April 3, 2004 by

Aaron Bank

10 comments

Categories: Military, Writers/Editors

Retired Army Col. Aaron Bank, “the father of the Green Berets,” died on April 1 of natural causes. He was 101.
The New York native spent his teens working as a lifeguard and swimming instructor. As a young adult, Bank traveled through Europe and learned to speak both French and German. When war became imminent in the late 1930s, he returned to America, joined the Army and volunteered for “special assignments.”
In 1943, Bank signed up with the Office of Strategic Services, a top-secret government agency formed to gather intelligence and organize resistance forces behind enemy lines.
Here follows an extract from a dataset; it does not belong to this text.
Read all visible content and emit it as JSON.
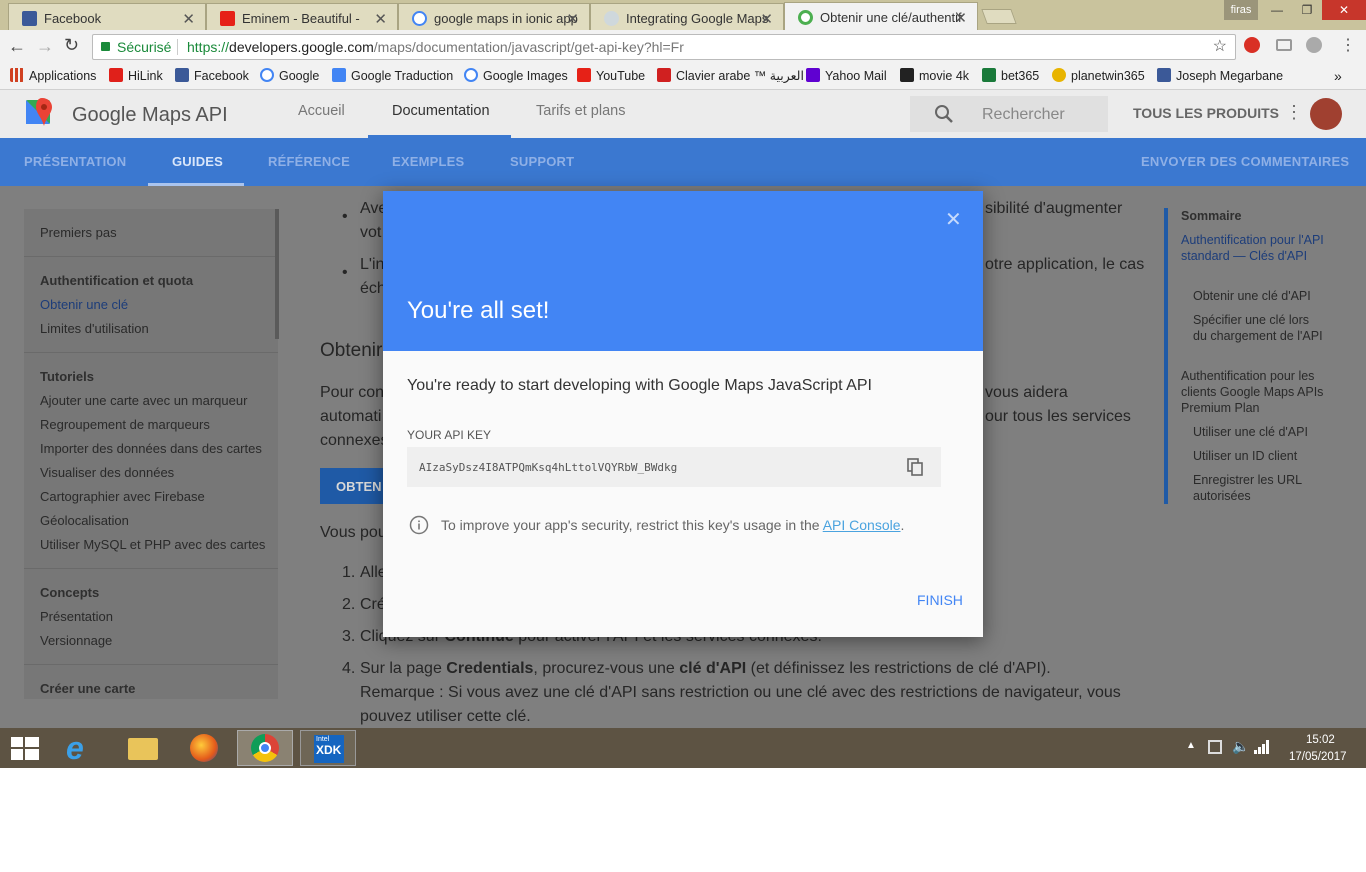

He was assigned to recruit and train 170 anti-Nazi German POWs and defectors. Their mission was to parachute into the Austrian Alps and capture high-ranking Nazi leaders, including Adolf Hitler. Before its completion, however, “Operation Iron Cross” was scrubbed. Bank then parachuted into the jungles of Indochina to search for Japanese prisoner-of-war camps. His team located and freed 165 French internees in Laos.
The 10th Special Forces Group (Airborne) was approved and formally activated in 1952 in Ft. Bragg, N.C. Bank was a key figure in championing for its creation, and became the unit’s first commander. Under his guidance, the elite unit of men became skilled in the art of hand-to-hand combat, stealth tactics, the use of explosives and amphibious warfare. Bank is also credited with writing a memorandum suggesting that Special Forces soldiers be allowed to wear berets as a mark of distinction. Although the Army initially turned down the idea, President John F. Kennedy authorized the apparel in 1962.
Upon his retirement from the service in 1958, Bank became chief of security at a private oceanfront community in California. He published his memoirs, “From Oss to Green Berets: The Birth of Special Forces,” in 1986, and co-authored the novel, “Knights Cross,” with E.M. Nathanson. To celebrate his 100th birthday, President George W. Bush commended Bank for developing unconventional warfare programs and techniques.

10 Responses to Aaron Bank

  1. Ken McKinnon

    From all of us at the Office of Public Affairs in the Deparment of Veterans Affairs, we are so thankful for the life of Col. Aaron Bank. It is soldiers such as he who have ensured our free and prosperous status. God bless and keep him.

  2. seymour vladimer

    the airborne special forces museum in fayetville n.c. stands as an eternal monument to this great man and stalwart sodier
    in dec. i asked,at the museum ,about his health and was advised that he was ailing. yet his passing came as a shock as i thought of COL. BANK as a rock that would always be there
    this country,this world and all veterans have lost a true friend and patriot

  3. Wally Benson

    I only meet the Col. once but after 30 years with Special Forces the many great troopers I have meet, he stands above most. I know that when I pass on to the other side, I’ll be with him.
    Airborne

  4. airborne fan

    I just read his obit, a few months late. but what an impressive man. I feel sad at his passing, but it appears he lived a full life, and a left behind a helluva legacy. Airborne must be proud.

  5. Fred Thomson

    I served under Colonel Bank when he was commanding officer of Region IV 970th CIC Gp (later the 7970th CIC Gp) in Munich. I remember his dedication to physical fitness and tight leadership.

  6. Raymond lee

    Met The Colonel a couple of times at FT Bragg and FT Campbell. He was a “MAN AMONGST BOYS” in my books. His stature was not what would be expected in his later years but his command for respect was unparalleled, this is in my eyes the greatest person I ever had the chance to meet that changed history and warfare as we see it today. RIP “COLONEL” YOU DESERVE IT

  7. jessica

    i met aaron banks daughter, Linda Bank she is actually my english teacher and she always talks about her father and i wish i could have met aaron bank. she has especially been talking about her dad scince we are about to read the diary of anne frank.

Leave a Reply to jessica Cancel reply

Your email address will not be published.